» **Description of the task**:
Type out the lines below exactly, pictures excluded.

» **Input data**:

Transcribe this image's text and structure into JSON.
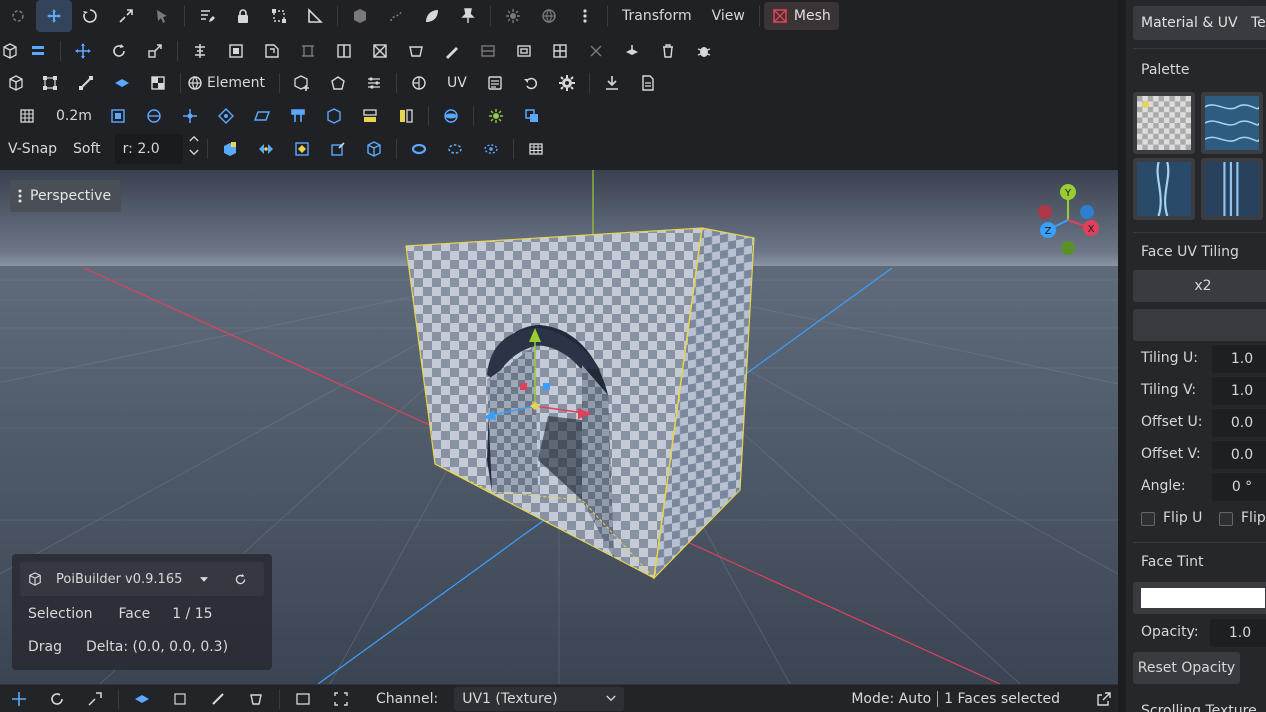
{
  "toolbar": {
    "transform_label": "Transform",
    "view_label": "View",
    "mesh_label": "Mesh",
    "element_label": "Element",
    "uv_label": "UV",
    "grid_size": "0.2m",
    "vsnap_label": "V-Snap",
    "soft_label": "Soft",
    "radius_value": "r: 2.0"
  },
  "viewport": {
    "camera_label": "Perspective",
    "gizmo": {
      "y": "Y",
      "x": "X",
      "z": "Z"
    }
  },
  "info_panel": {
    "app_name": "PoiBuilder v0.9.165",
    "selection_label": "Selection",
    "selection_mode": "Face",
    "selection_count": "1 / 15",
    "drag_label": "Drag",
    "drag_delta": "Delta: (0.0, 0.0, 0.3)"
  },
  "statusbar": {
    "channel_label": "Channel:",
    "channel_value": "UV1 (Texture)",
    "mode_text": "Mode: Auto",
    "faces_text": "1 Faces selected"
  },
  "side_panel": {
    "tab_material": "Material & UV",
    "tab_texture": "Te",
    "palette_title": "Palette",
    "face_uv_title": "Face UV Tiling",
    "x2_label": "x2",
    "tiling_u_label": "Tiling U:",
    "tiling_u_value": "1.0",
    "tiling_v_label": "Tiling V:",
    "tiling_v_value": "1.0",
    "offset_u_label": "Offset U:",
    "offset_u_value": "0.0",
    "offset_v_label": "Offset V:",
    "offset_v_value": "0.0",
    "angle_label": "Angle:",
    "angle_value": "0 °",
    "flip_u_label": "Flip U",
    "flip_v_label": "Flip",
    "face_tint_title": "Face Tint",
    "tint_color": "#ffffff",
    "opacity_label": "Opacity:",
    "opacity_value": "1.0",
    "reset_opacity_label": "Reset Opacity",
    "scrolling_label": "Scrolling Texture"
  },
  "colors": {
    "accent": "#5aa8ff",
    "selection": "#e8d44d",
    "axis_x": "#e0405a",
    "axis_y": "#9acd32",
    "axis_z": "#3aa0ff"
  }
}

» **Output of the exercise**:
Transcribe this image's text and structure into JSON.
{
  "toolbar": {
    "transform_label": "Transform",
    "view_label": "View",
    "mesh_label": "Mesh",
    "element_label": "Element",
    "uv_label": "UV",
    "grid_size": "0.2m",
    "vsnap_label": "V-Snap",
    "soft_label": "Soft",
    "radius_value": "r: 2.0"
  },
  "viewport": {
    "camera_label": "Perspective",
    "gizmo": {
      "y": "Y",
      "x": "X",
      "z": "Z"
    }
  },
  "info_panel": {
    "app_name": "PoiBuilder v0.9.165",
    "selection_label": "Selection",
    "selection_mode": "Face",
    "selection_count": "1 / 15",
    "drag_label": "Drag",
    "drag_delta": "Delta: (0.0, 0.0, 0.3)"
  },
  "statusbar": {
    "channel_label": "Channel:",
    "channel_value": "UV1 (Texture)",
    "mode_text": "Mode: Auto",
    "faces_text": "1 Faces selected"
  },
  "side_panel": {
    "tab_material": "Material & UV",
    "tab_texture": "Te",
    "palette_title": "Palette",
    "face_uv_title": "Face UV Tiling",
    "x2_label": "x2",
    "tiling_u_label": "Tiling U:",
    "tiling_u_value": "1.0",
    "tiling_v_label": "Tiling V:",
    "tiling_v_value": "1.0",
    "offset_u_label": "Offset U:",
    "offset_u_value": "0.0",
    "offset_v_label": "Offset V:",
    "offset_v_value": "0.0",
    "angle_label": "Angle:",
    "angle_value": "0 °",
    "flip_u_label": "Flip U",
    "flip_v_label": "Flip",
    "face_tint_title": "Face Tint",
    "tint_color": "#ffffff",
    "opacity_label": "Opacity:",
    "opacity_value": "1.0",
    "reset_opacity_label": "Reset Opacity",
    "scrolling_label": "Scrolling Texture"
  },
  "colors": {
    "accent": "#5aa8ff",
    "selection": "#e8d44d",
    "axis_x": "#e0405a",
    "axis_y": "#9acd32",
    "axis_z": "#3aa0ff"
  }
}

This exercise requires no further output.